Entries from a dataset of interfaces
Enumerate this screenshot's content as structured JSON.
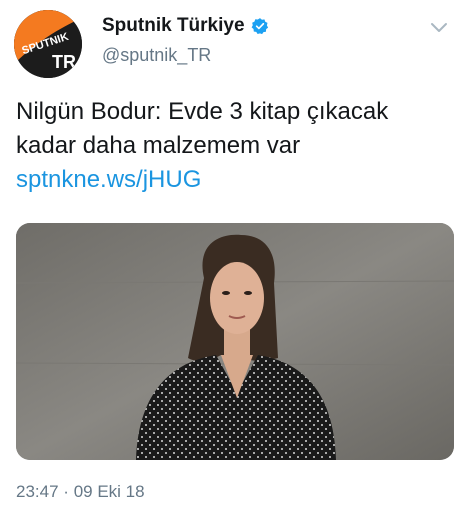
{
  "author": {
    "display_name": "Sputnik Türkiye",
    "handle": "@sputnik_TR",
    "avatar_logo_text": "SPUTNIK",
    "avatar_badge_text": "TR",
    "verified": true
  },
  "tweet": {
    "text_line1": "Nilgün Bodur: Evde 3 kitap çıkacak",
    "text_line2": "kadar daha malzemem var",
    "link": "sptnkne.ws/jHUG"
  },
  "meta": {
    "time": "23:47",
    "separator": "·",
    "date": "09 Eki 18"
  },
  "colors": {
    "link": "#1b95e0",
    "verified": "#1da1f2",
    "avatar_orange": "#f47a20",
    "secondary_text": "#657786"
  },
  "icons": {
    "verified": "verified-badge-icon",
    "more": "chevron-down-icon"
  }
}
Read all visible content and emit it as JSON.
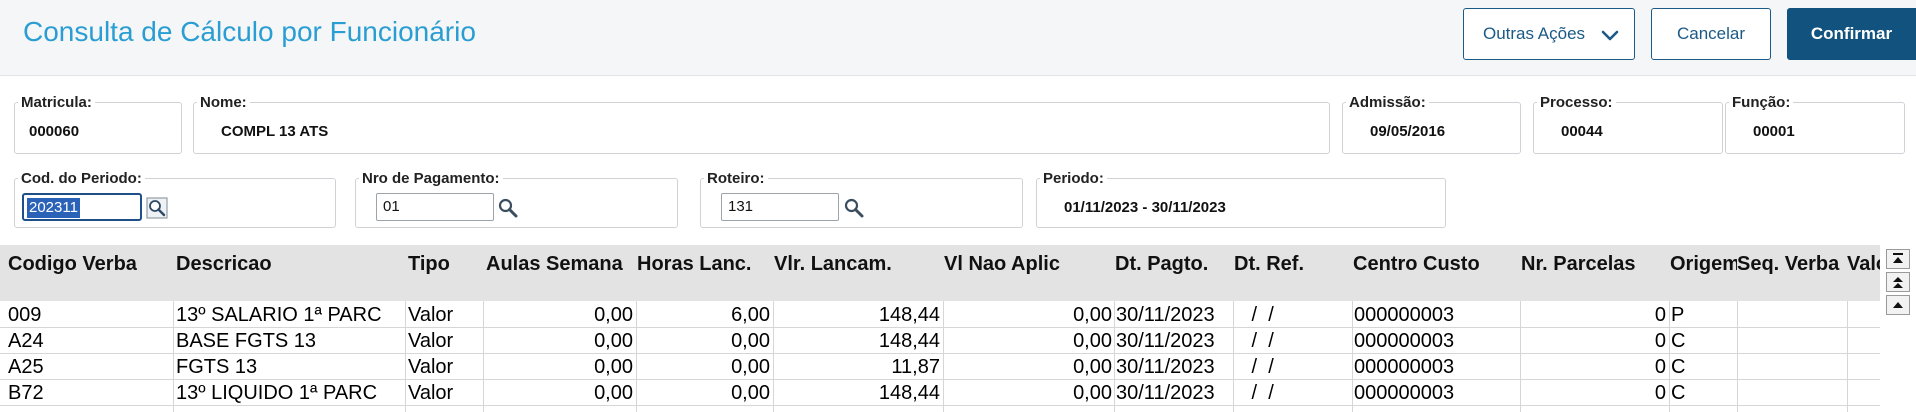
{
  "header": {
    "title": "Consulta de Cálculo por Funcionário",
    "other_actions": "Outras Ações",
    "cancel": "Cancelar",
    "confirm": "Confirmar"
  },
  "fields": {
    "matricula": {
      "label": "Matricula:",
      "value": "000060"
    },
    "nome": {
      "label": "Nome:",
      "value": "COMPL 13 ATS"
    },
    "admissao": {
      "label": "Admissão:",
      "value": "09/05/2016"
    },
    "processo": {
      "label": "Processo:",
      "value": "00044"
    },
    "funcao": {
      "label": "Função:",
      "value": "00001"
    },
    "cod_periodo": {
      "label": "Cod. do Periodo:",
      "value": "202311"
    },
    "nro_pagamento": {
      "label": "Nro de Pagamento:",
      "value": "01"
    },
    "roteiro": {
      "label": "Roteiro:",
      "value": "131"
    },
    "periodo": {
      "label": "Periodo:",
      "value": "01/11/2023 - 30/11/2023"
    }
  },
  "grid": {
    "columns": [
      "Codigo Verba",
      "Descricao",
      "Tipo",
      "Aulas Semana",
      "Horas Lanc.",
      "Vlr. Lancam.",
      "Vl Nao Aplic",
      "Dt. Pagto.",
      "Dt. Ref.",
      "Centro Custo",
      "Nr. Parcelas",
      "Origem",
      "Seq. Verba",
      "Valor"
    ],
    "rows": [
      [
        "009",
        "13º SALARIO 1ª PARC",
        "Valor",
        "0,00",
        "6,00",
        "148,44",
        "0,00",
        "30/11/2023",
        " /  /",
        "000000003",
        "0",
        "P",
        ""
      ],
      [
        "A24",
        "BASE FGTS 13",
        "Valor",
        "0,00",
        "0,00",
        "148,44",
        "0,00",
        "30/11/2023",
        " /  /",
        "000000003",
        "0",
        "C",
        ""
      ],
      [
        "A25",
        "FGTS 13",
        "Valor",
        "0,00",
        "0,00",
        "11,87",
        "0,00",
        "30/11/2023",
        " /  /",
        "000000003",
        "0",
        "C",
        ""
      ],
      [
        "B72",
        "13º LIQUIDO 1ª PARC",
        "Valor",
        "0,00",
        "0,00",
        "148,44",
        "0,00",
        "30/11/2023",
        " /  /",
        "000000003",
        "0",
        "C",
        ""
      ]
    ]
  },
  "icons": {
    "chevron": "chevron-down-icon",
    "search": "search-icon",
    "lookup": "lookup-icon",
    "scroll_top": "scroll-top-icon",
    "page_up": "page-up-icon",
    "scroll_up": "scroll-up-icon"
  },
  "colors": {
    "title": "#2a9ed3",
    "primary": "#11527f",
    "selection": "#2a62b8",
    "grid_header": "#e3e3e3"
  }
}
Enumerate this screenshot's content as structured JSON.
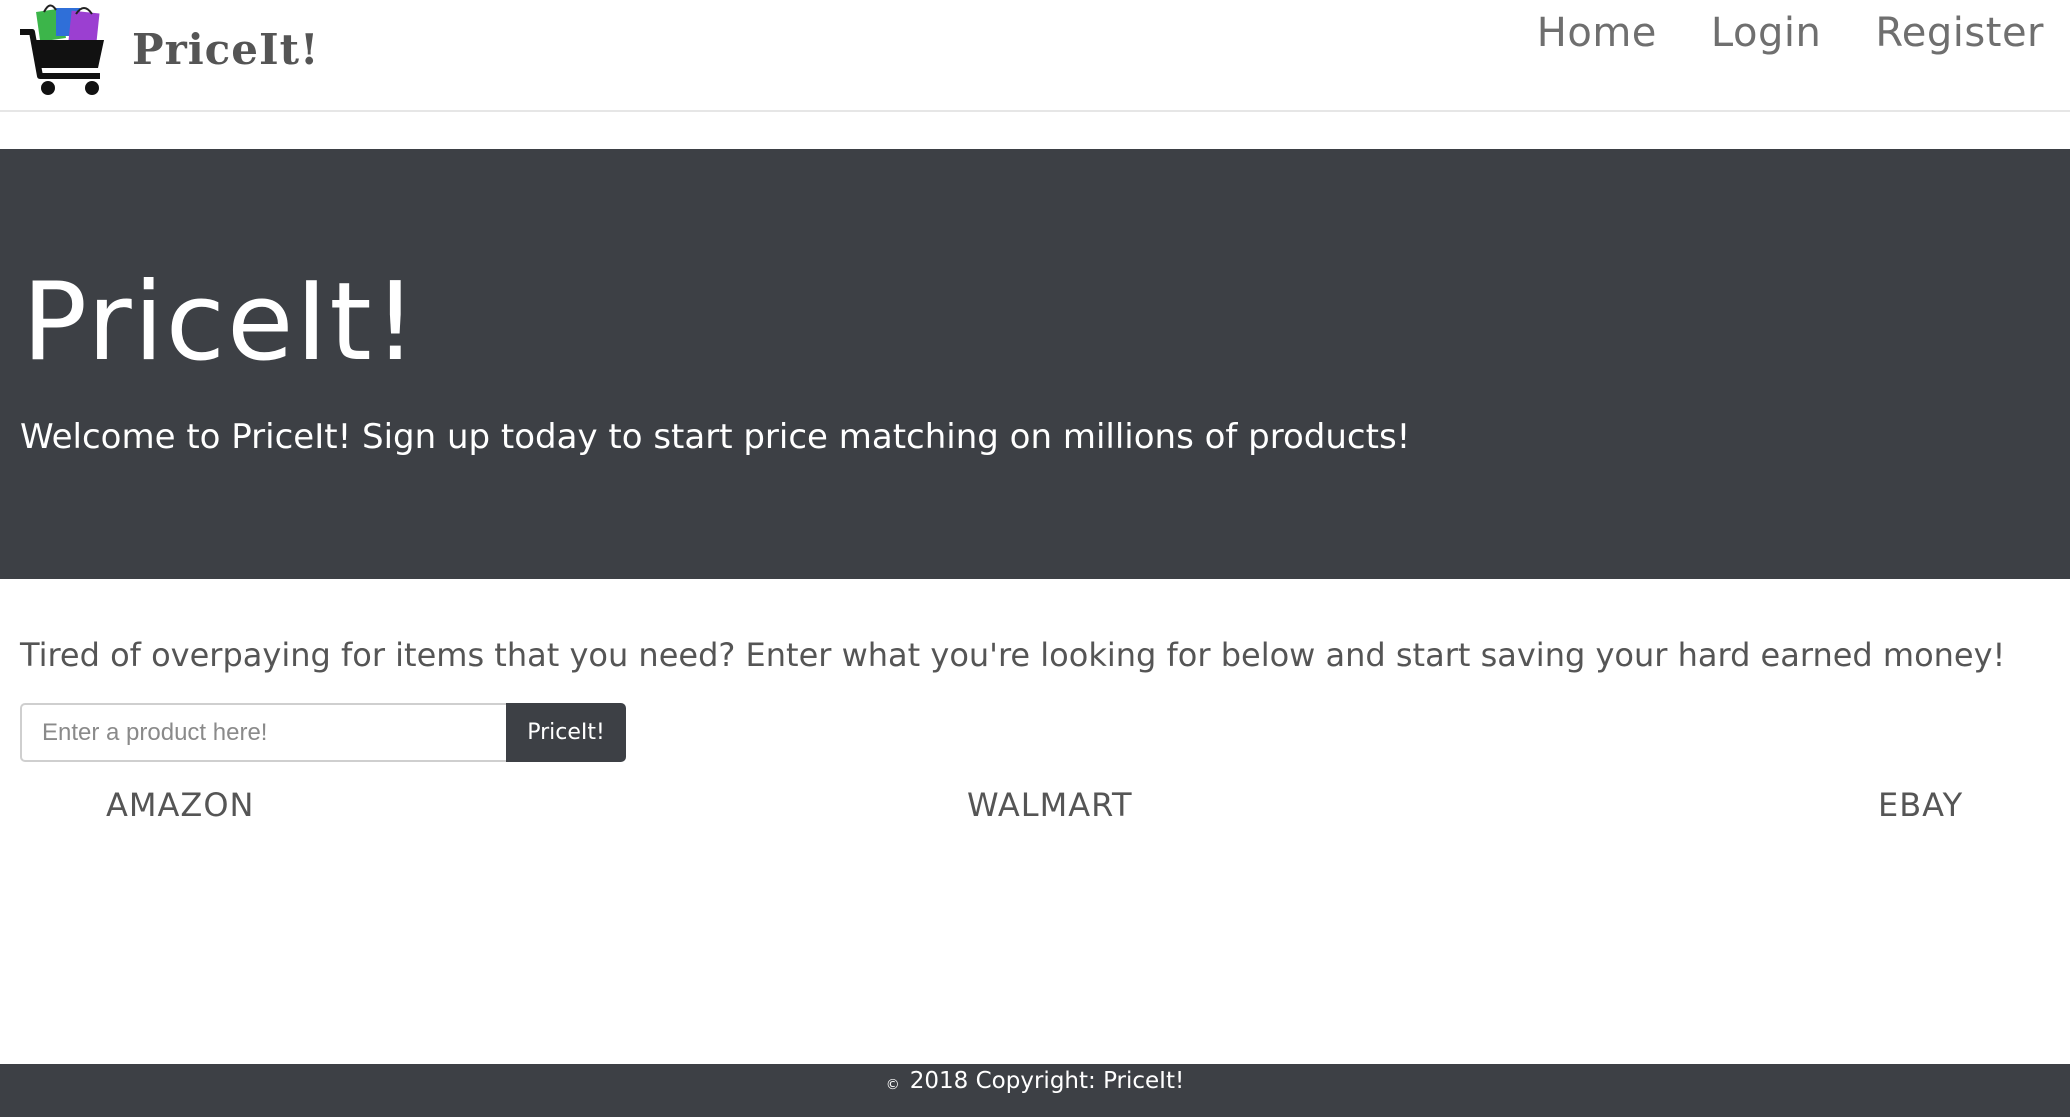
{
  "navbar": {
    "brand_text": "PriceIt!",
    "logo_icon": "shopping-cart-with-bags-icon",
    "links": [
      {
        "label": "Home"
      },
      {
        "label": "Login"
      },
      {
        "label": "Register"
      }
    ]
  },
  "hero": {
    "title": "PriceIt!",
    "lead": "Welcome to PriceIt! Sign up today to start price matching on millions of products!",
    "background": "#3d4045"
  },
  "main": {
    "intro": "Tired of overpaying for items that you need? Enter what you're looking for below and start saving your hard earned money!",
    "search": {
      "placeholder": "Enter a product here!",
      "value": "",
      "button_label": "PriceIt!"
    },
    "stores": [
      "AMAZON",
      "WALMART",
      "EBAY"
    ]
  },
  "footer": {
    "copyright_symbol": "©",
    "text": "2018 Copyright: PriceIt!"
  },
  "colors": {
    "dark": "#3d4045",
    "nav_text": "#6f6f6f",
    "body_text": "#555555"
  }
}
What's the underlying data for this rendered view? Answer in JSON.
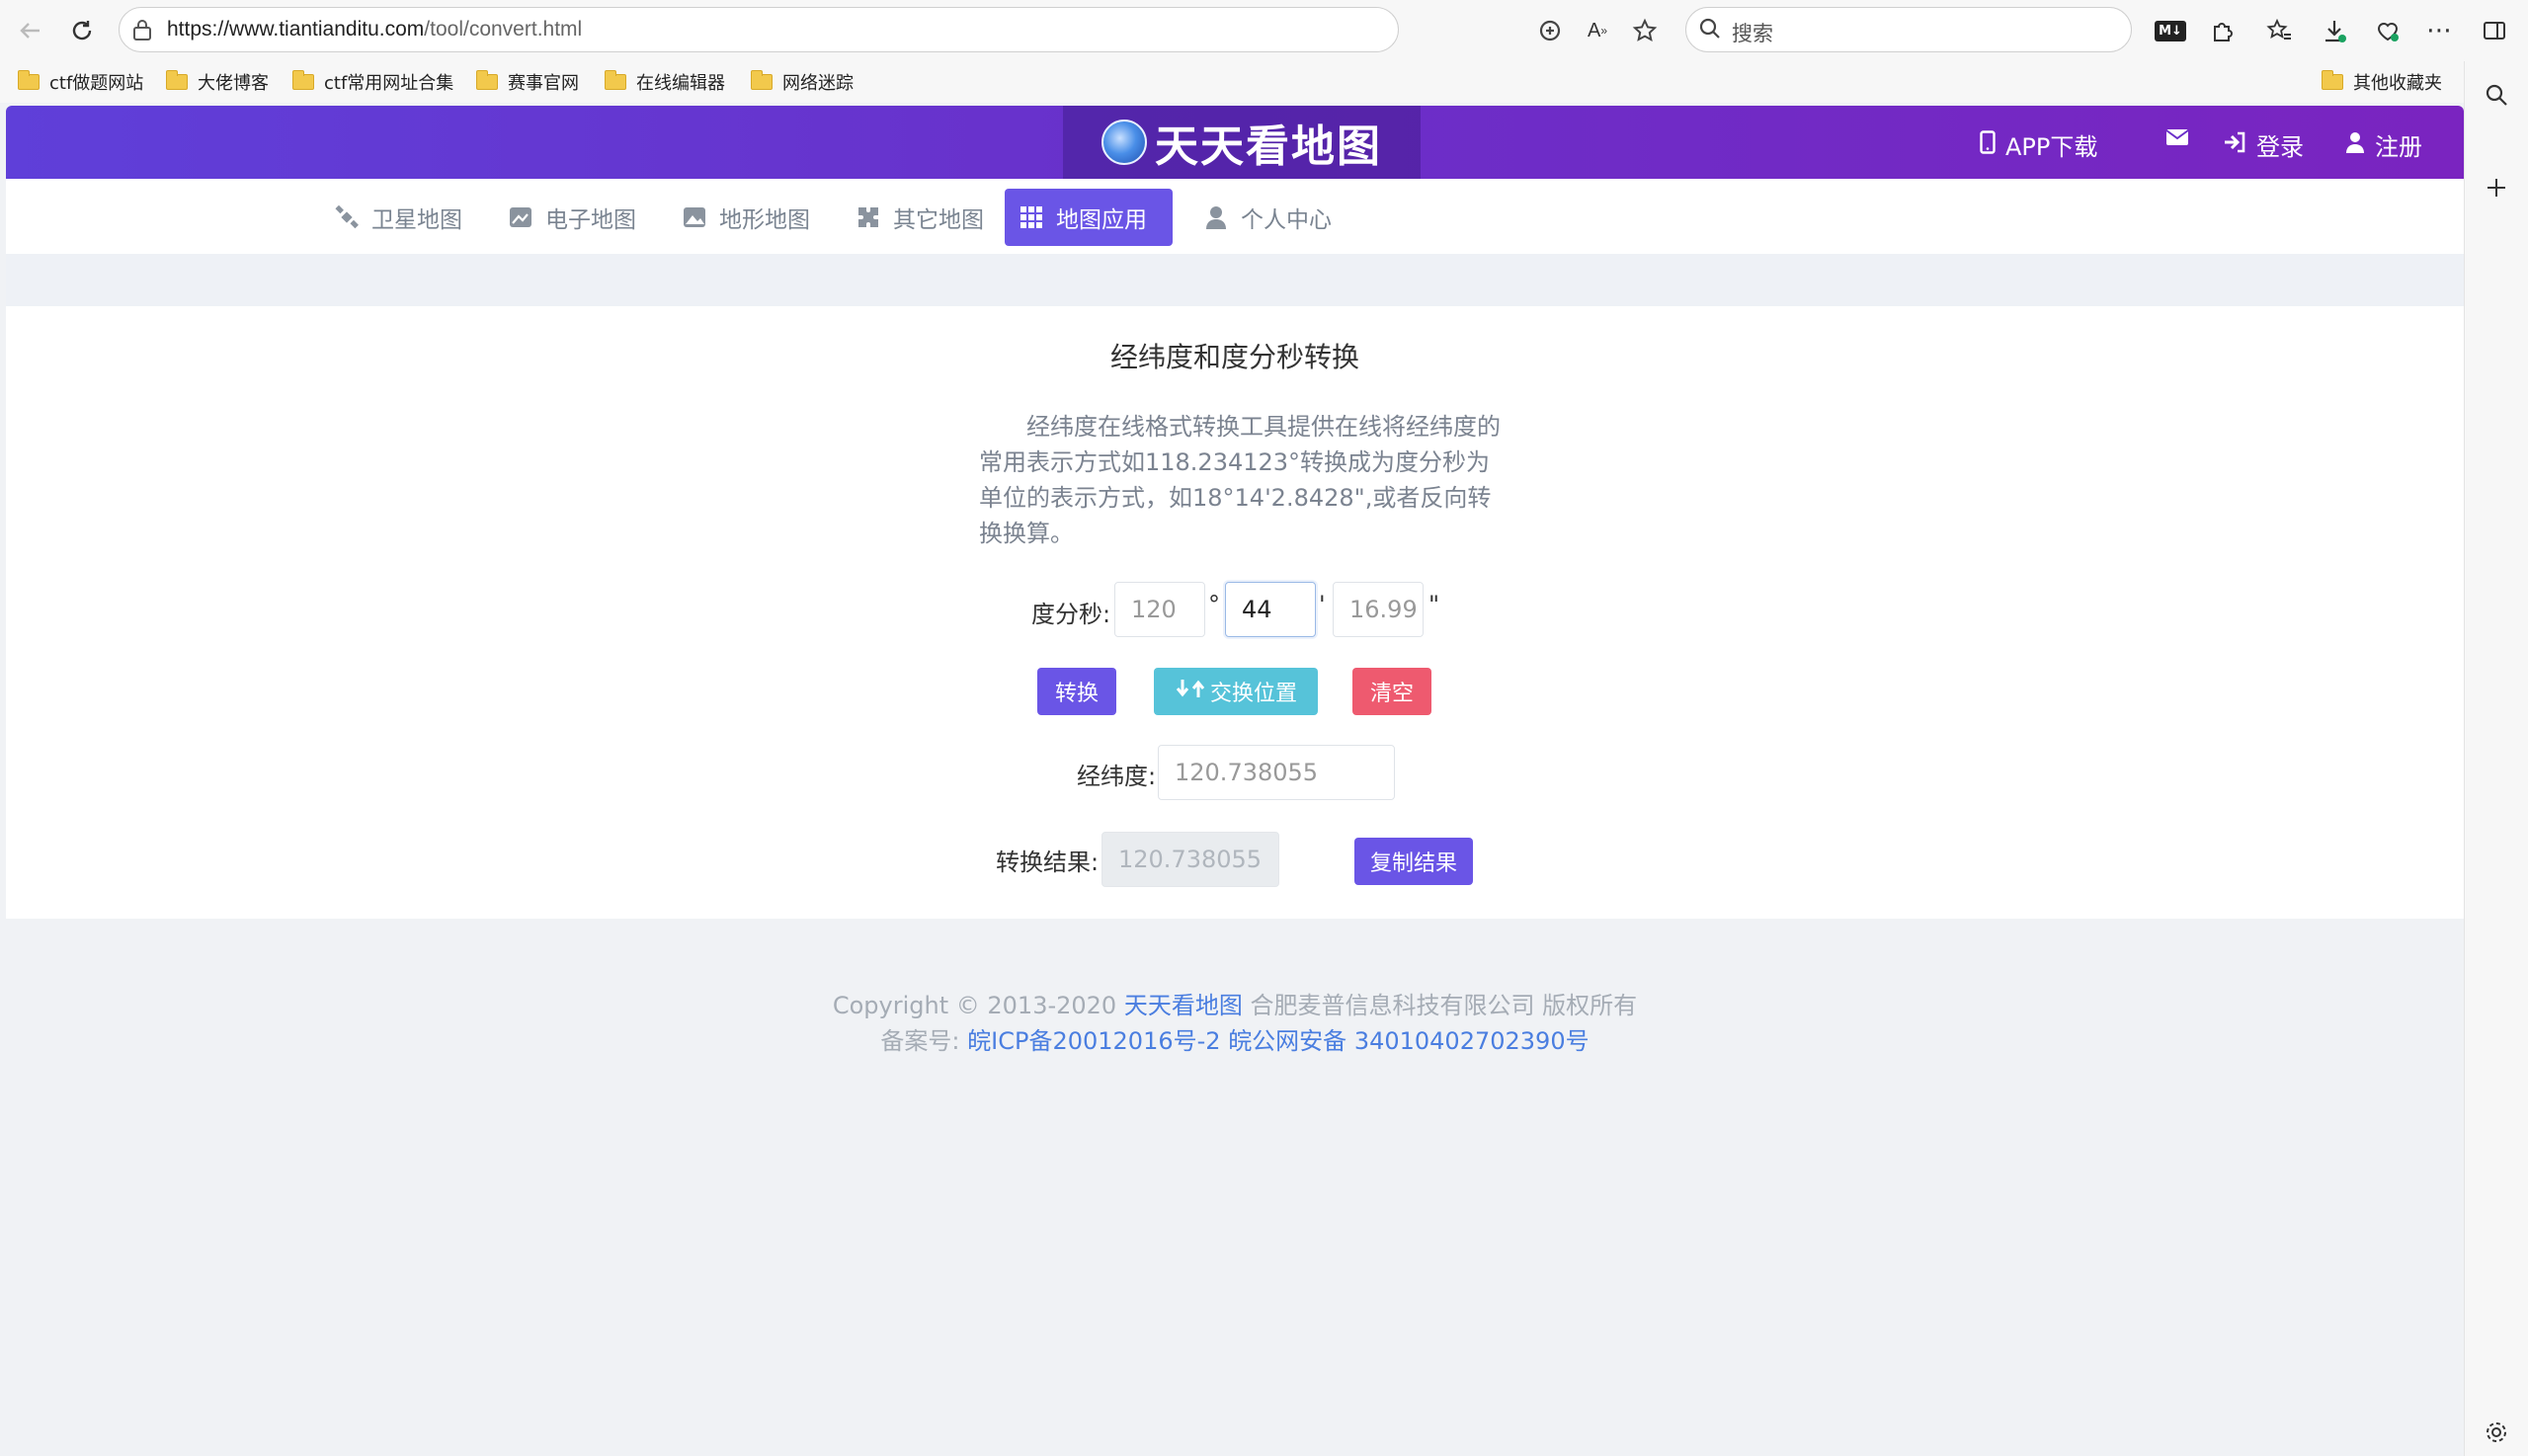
{
  "browser": {
    "url_host": "https://www.tiantianditu.com",
    "url_path": "/tool/convert.html",
    "search_placeholder": "搜索",
    "md_badge": "M↓"
  },
  "bookmarks": {
    "items": [
      "ctf做题网站",
      "大佬博客",
      "ctf常用网址合集",
      "赛事官网",
      "在线编辑器",
      "网络迷踪"
    ],
    "other": "其他收藏夹"
  },
  "header": {
    "logo_text": "天天看地图",
    "app_download": "APP下载",
    "login": "登录",
    "register": "注册"
  },
  "nav": {
    "items": [
      {
        "label": "卫星地图",
        "icon": "satellite-icon"
      },
      {
        "label": "电子地图",
        "icon": "map-icon"
      },
      {
        "label": "地形地图",
        "icon": "terrain-icon"
      },
      {
        "label": "其它地图",
        "icon": "puzzle-icon"
      },
      {
        "label": "地图应用",
        "icon": "grid-icon",
        "active": true
      },
      {
        "label": "个人中心",
        "icon": "user-icon"
      }
    ]
  },
  "tool": {
    "title": "经纬度和度分秒转换",
    "description": "经纬度在线格式转换工具提供在线将经纬度的常用表示方式如118.234123°转换成为度分秒为单位的表示方式，如18°14'2.8428\",或者反向转换换算。",
    "dms_label": "度分秒:",
    "degree_value": "120",
    "degree_symbol": "°",
    "minute_value": "44",
    "minute_symbol": "'",
    "second_value": "16.99",
    "second_symbol": "\"",
    "convert_button": "转换",
    "swap_button": "交换位置",
    "clear_button": "清空",
    "decimal_label": "经纬度:",
    "decimal_placeholder": "120.738055",
    "result_label": "转换结果:",
    "result_value": "120.738055",
    "copy_button": "复制结果"
  },
  "footer": {
    "copyright_prefix": "Copyright © 2013-2020",
    "site_name": "天天看地图",
    "copyright_suffix": "合肥麦普信息科技有限公司 版权所有",
    "icp_label": "备案号:",
    "icp_number": "皖ICP备20012016号-2",
    "police_number": "皖公网安备 34010402702390号"
  },
  "colors": {
    "accent": "#6a55e6",
    "header_start": "#5f3fd9",
    "header_end": "#7a24c0",
    "swap_button": "#56c3d9",
    "clear_button": "#ee5a6f",
    "link": "#4a7ee0"
  }
}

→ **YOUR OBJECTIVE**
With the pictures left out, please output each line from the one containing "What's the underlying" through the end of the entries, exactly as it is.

→ **RESULT OF THIS TASK**
What's the underlying data for this rendered view? Answer in JSON.
{
  "browser": {
    "url_host": "https://www.tiantianditu.com",
    "url_path": "/tool/convert.html",
    "search_placeholder": "搜索",
    "md_badge": "M↓"
  },
  "bookmarks": {
    "items": [
      "ctf做题网站",
      "大佬博客",
      "ctf常用网址合集",
      "赛事官网",
      "在线编辑器",
      "网络迷踪"
    ],
    "other": "其他收藏夹"
  },
  "header": {
    "logo_text": "天天看地图",
    "app_download": "APP下载",
    "login": "登录",
    "register": "注册"
  },
  "nav": {
    "items": [
      {
        "label": "卫星地图",
        "icon": "satellite-icon"
      },
      {
        "label": "电子地图",
        "icon": "map-icon"
      },
      {
        "label": "地形地图",
        "icon": "terrain-icon"
      },
      {
        "label": "其它地图",
        "icon": "puzzle-icon"
      },
      {
        "label": "地图应用",
        "icon": "grid-icon",
        "active": true
      },
      {
        "label": "个人中心",
        "icon": "user-icon"
      }
    ]
  },
  "tool": {
    "title": "经纬度和度分秒转换",
    "description": "经纬度在线格式转换工具提供在线将经纬度的常用表示方式如118.234123°转换成为度分秒为单位的表示方式，如18°14'2.8428\",或者反向转换换算。",
    "dms_label": "度分秒:",
    "degree_value": "120",
    "degree_symbol": "°",
    "minute_value": "44",
    "minute_symbol": "'",
    "second_value": "16.99",
    "second_symbol": "\"",
    "convert_button": "转换",
    "swap_button": "交换位置",
    "clear_button": "清空",
    "decimal_label": "经纬度:",
    "decimal_placeholder": "120.738055",
    "result_label": "转换结果:",
    "result_value": "120.738055",
    "copy_button": "复制结果"
  },
  "footer": {
    "copyright_prefix": "Copyright © 2013-2020",
    "site_name": "天天看地图",
    "copyright_suffix": "合肥麦普信息科技有限公司 版权所有",
    "icp_label": "备案号:",
    "icp_number": "皖ICP备20012016号-2",
    "police_number": "皖公网安备 34010402702390号"
  },
  "colors": {
    "accent": "#6a55e6",
    "header_start": "#5f3fd9",
    "header_end": "#7a24c0",
    "swap_button": "#56c3d9",
    "clear_button": "#ee5a6f",
    "link": "#4a7ee0"
  }
}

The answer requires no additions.